[Data about app and page elements]
________________

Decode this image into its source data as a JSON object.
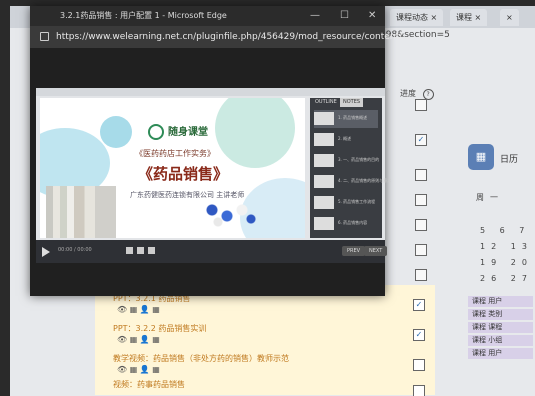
{
  "browser": {
    "title": "3.2.1药品销售 : 用户配置 1 - Microsoft Edge",
    "controls": {
      "minimize": "—",
      "maximize": "☐",
      "close": "✕"
    },
    "url": "https://www.welearning.net.cn/pluginfile.php/456429/mod_resource/content/..."
  },
  "background_page": {
    "tabs": [
      {
        "label": "课程动态 ×"
      },
      {
        "label": "课程 ×"
      },
      {
        "label": "×"
      }
    ],
    "url_tail": "998&section=5",
    "progress_label": "进度",
    "help_icon": "?",
    "course_items": [
      {
        "label": "PPT：3.2.1 药品销售",
        "checked": true
      },
      {
        "label": "PPT：3.2.2 药品销售实训",
        "checked": true
      },
      {
        "label": "教学视频：药品销售（非处方药的销售）教师示范",
        "checked": false
      },
      {
        "label": "视频：药事药品销售",
        "checked": false
      }
    ],
    "right_checkboxes": [
      false,
      true,
      false,
      false,
      false,
      false,
      false,
      false
    ],
    "calendar": {
      "title": "日历",
      "weekday_label": "周一",
      "rows": [
        "5 6 7",
        "12 13 14",
        "19 20 21",
        "26 27 28"
      ]
    },
    "legend_items": [
      "课程 用户",
      "课程 类别",
      "课程 课程",
      "课程 小组",
      "课程 用户"
    ]
  },
  "slide": {
    "logo": "随身课堂",
    "subtitle": "《医药药店工作实务》",
    "title": "《药品销售》",
    "organization": "广东药健医药连锁有限公司 主讲老师"
  },
  "outline_panel": {
    "tabs": [
      "OUTLINE",
      "NOTES"
    ],
    "items": [
      "1. 药品销售概述",
      "2. 概述",
      "3. 一、药品销售的目的",
      "4. 二、药品销售的原则与意义",
      "5. 药品销售工作流程",
      "6. 药品销售内容"
    ]
  },
  "player_controls": {
    "time": "00:00 / 00:00",
    "prev": "PREV",
    "next": "NEXT"
  }
}
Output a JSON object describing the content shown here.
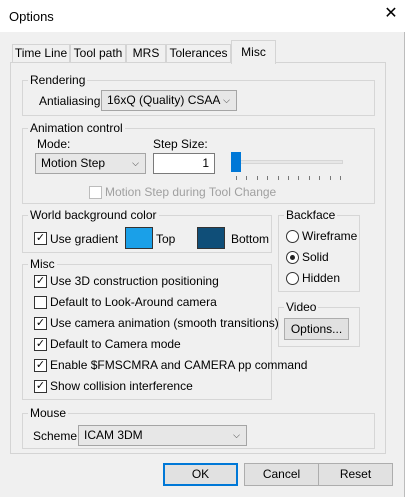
{
  "window": {
    "title": "Options",
    "close_glyph": "✕"
  },
  "tabs": [
    "Time Line",
    "Tool path",
    "MRS",
    "Tolerances",
    "Misc"
  ],
  "active_tab": "Misc",
  "rendering": {
    "label": "Rendering",
    "aa_label": "Antialiasing",
    "aa_value": "16xQ (Quality) CSAA"
  },
  "animation": {
    "label": "Animation control",
    "mode_label": "Mode:",
    "mode_value": "Motion Step",
    "step_label": "Step Size:",
    "step_value": "1",
    "slider_level": 0,
    "during_change_label": "Motion Step during Tool Change",
    "during_change_checked": false,
    "during_change_enabled": false
  },
  "background": {
    "label": "World background color",
    "use_gradient_label": "Use gradient",
    "use_gradient_checked": true,
    "top_label": "Top",
    "top_color": "#1aa0e8",
    "bottom_label": "Bottom",
    "bottom_color": "#0f4e78"
  },
  "backface": {
    "label": "Backface",
    "options": [
      "Wireframe",
      "Solid",
      "Hidden"
    ],
    "selected": "Solid"
  },
  "misc": {
    "label": "Misc",
    "items": [
      {
        "label": "Use 3D construction positioning",
        "checked": true
      },
      {
        "label": "Default to Look-Around camera",
        "checked": false
      },
      {
        "label": "Use camera animation (smooth transitions)",
        "checked": true
      },
      {
        "label": "Default to Camera mode",
        "checked": true
      },
      {
        "label": "Enable $FMSCMRA and CAMERA pp command",
        "checked": true
      },
      {
        "label": "Show collision interference",
        "checked": true
      }
    ]
  },
  "video": {
    "label": "Video",
    "button": "Options..."
  },
  "mouse": {
    "label": "Mouse",
    "scheme_label": "Scheme :",
    "scheme_value": "ICAM 3DM"
  },
  "buttons": {
    "ok": "OK",
    "cancel": "Cancel",
    "reset": "Reset"
  },
  "icons": {
    "check": "✓",
    "combo_arrow": "⌵",
    "close": "close-icon"
  }
}
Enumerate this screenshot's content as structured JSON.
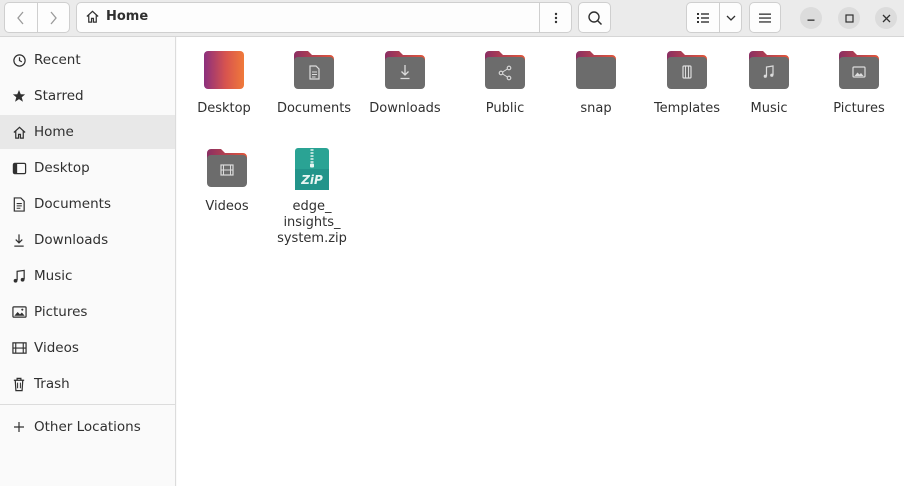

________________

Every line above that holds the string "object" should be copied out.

Decode this image into its source data as a JSON object.
Output a JSON object describing the content shown here.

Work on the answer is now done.